Jump on the Bandwagon – BYO Programs are Here to Stay!
In Aug. 2011, Citrix hired a third-party research agency to survey over 700 IT professionals worldwide on the idea of BYO program adoption in the enterprise*. Here are some of the most interesting facts discovered from this survey.
Q. Why did Citrix believe BYOC was a valuable enough topic to warrant a devoted survey?
A. The concept of Bring Your Own or “BYO” has become widely known in the enterprise as the concept of allowing some employees to purchase the computer of their choice rather than being given a company-issued computer. At Citrix, we have expanded the definition under the broader term of Bring Your Own (BYO) device, which includes the myriad personal devices workers are bringing into the workplace, including smartphones and tablets.
The report was commissioned to help outline these definitions, future trends and global awareness.
Q. What was the most interesting finding from the survey?
A. We were encouraged to see the results of this third-party survey support the theory that BYO adoption is and should be steadily increasing in the enterprise. The survey found that almost half of all companies (44%) already have some sort of formal BYO policy in place. Nearly every company (94%) expects to have a BYO policy by mid-2013. Ninety-two percent of organizations are aware that employees use personal devices for work purposes. Overall, these results show that, as Citrix has suggested, organizations need to take an outside-in approach to equipping employees with the most appropriate technology to get the job done. Management of the devices can be centralized, but the power – in so many ways – should be in the hands of the end user.
Q. What are the top 5 most interesting findings from the survey in addition to the above?:
1. Of the organizations surveyed, 28 percent of the workforce is using their own devices at work; this is set to increase to 35 percent within 24 months.
2. The primary reasons for introducing a BYO initiative are to support the business case to attract and retain the highest quality talent, to increase worker productivity and mobility and to ensure employee satisfaction, while reducing IT costs.
3. The main concerns of BYO that were highlighted are security and policy control, as well as the difficulty and cost to support devices.
4. Desktop virtualization is viewed as the key to unlocking the benefits of BYO working practices. Almost two thirds (62%) of organizations have already invested or plan to invest in desktop virtualization. The vast majority (80%) of those organizations are using desktop virtualization to specifically (59%) or in part (21%) enable support for employee-owned devices and BYO policies.
5. Laptops and smartphones are the most popular personal devices today, yet within two years, organizations are anticipating notable growth in the use of tablets (from 8% to 23% of workers).
Q. Are countries outside the U.S. adopting BYO?
A. The results of this survey proved that CIOs worldwide do in fact believe that both employee and employer benefit from BYO. The exact way the employee-owned device is purchased and paid for seems to be one of the most variable elements of adopting a BYO program from country to country.

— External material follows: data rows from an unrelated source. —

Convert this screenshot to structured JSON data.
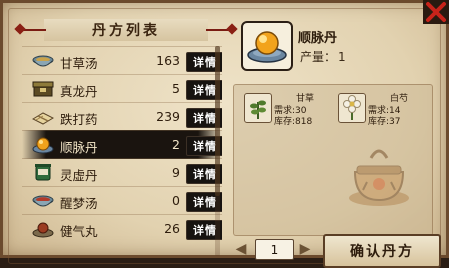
{
  "panel": {
    "title": "丹方列表"
  },
  "recipes": [
    {
      "name": "甘草汤",
      "count": "163",
      "detail": "详情",
      "icon": "bowl-icon"
    },
    {
      "name": "真龙丹",
      "count": "5",
      "detail": "详情",
      "icon": "box-icon"
    },
    {
      "name": "跌打药",
      "count": "239",
      "detail": "详情",
      "icon": "package-icon"
    },
    {
      "name": "顺脉丹",
      "count": "2",
      "detail": "详情",
      "icon": "pill-icon",
      "selected": true
    },
    {
      "name": "灵虚丹",
      "count": "9",
      "detail": "详情",
      "icon": "jar-icon"
    },
    {
      "name": "醒梦汤",
      "count": "0",
      "detail": "详情",
      "icon": "bowl-icon"
    },
    {
      "name": "健气丸",
      "count": "26",
      "detail": "详情",
      "icon": "pill-icon"
    }
  ],
  "product": {
    "name": "顺脉丹",
    "yield_label": "产量：",
    "yield_value": "1"
  },
  "materials": [
    {
      "name": "甘草",
      "required": "需求:30",
      "stock": "库存:818",
      "icon": "herb-icon"
    },
    {
      "name": "白芍",
      "required": "需求:14",
      "stock": "库存:37",
      "icon": "flower-icon"
    }
  ],
  "pager": {
    "page": "1",
    "prev": "◀",
    "next": "▶"
  },
  "actions": {
    "confirm": "确认丹方"
  },
  "colors": {
    "selected_row": "#1a140f",
    "close_red": "#b01e14"
  }
}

Key factors are a country’s culture and tax structure. Globally, 39 percent of companies expect to have some sort of policy in place within 12 months. Adoption is deepest in India, where over a third (34%) are using personal devices. In regions such as India and Continental Europe, employees receive larger compensation packages to offset the tax burden placed on employee benefits, making these areas more likely to lead in BYO adoption. Germany has the highest tax rate among the markets that participated in the survey (48,5% ), making some forms of BYO untenable for employees of German organizations. Special stipends have proved to be a more workable option and are becoming the norm in India, for example.
Q. How does desktop virtualization make BYO easier to adopt?
A. Desktop virtualization supports the trend of consumerization and enables IT to fundamentally rethink the way organizations manage and desktop computing resources. By centrally-managing desktops and applications in the datacenter and delivering them as an on-demand service anywhere and on any device, workers have the flexibility to use their own PCs, laptops and mobile devices for work and home, achieving the desired flexible work style.
Q. What does the future hold for BYO program adoption in the enterprise?
A. With the percentage of the workforce using personal computing devices for work purposes set to rise to over a third by 2013 (35% up from 28%), worldwide adoption of BYO has certainly reached the tipping point. The report demonstrates a promising future for organizations to benefit from greater worker flexibility that encourages higher productivity, employee contentment and satisfaction in the work place.
*The research findings are based on responses from 700 IT professionals across seven countries: Australia, Canada, Germany, India, Netherlands, USA and UK. In each country, half the CIOs work for companies of 500-1000 people and half work for companies of 1000+ people. The research was carried out independently by a third party, Vanson Bourne.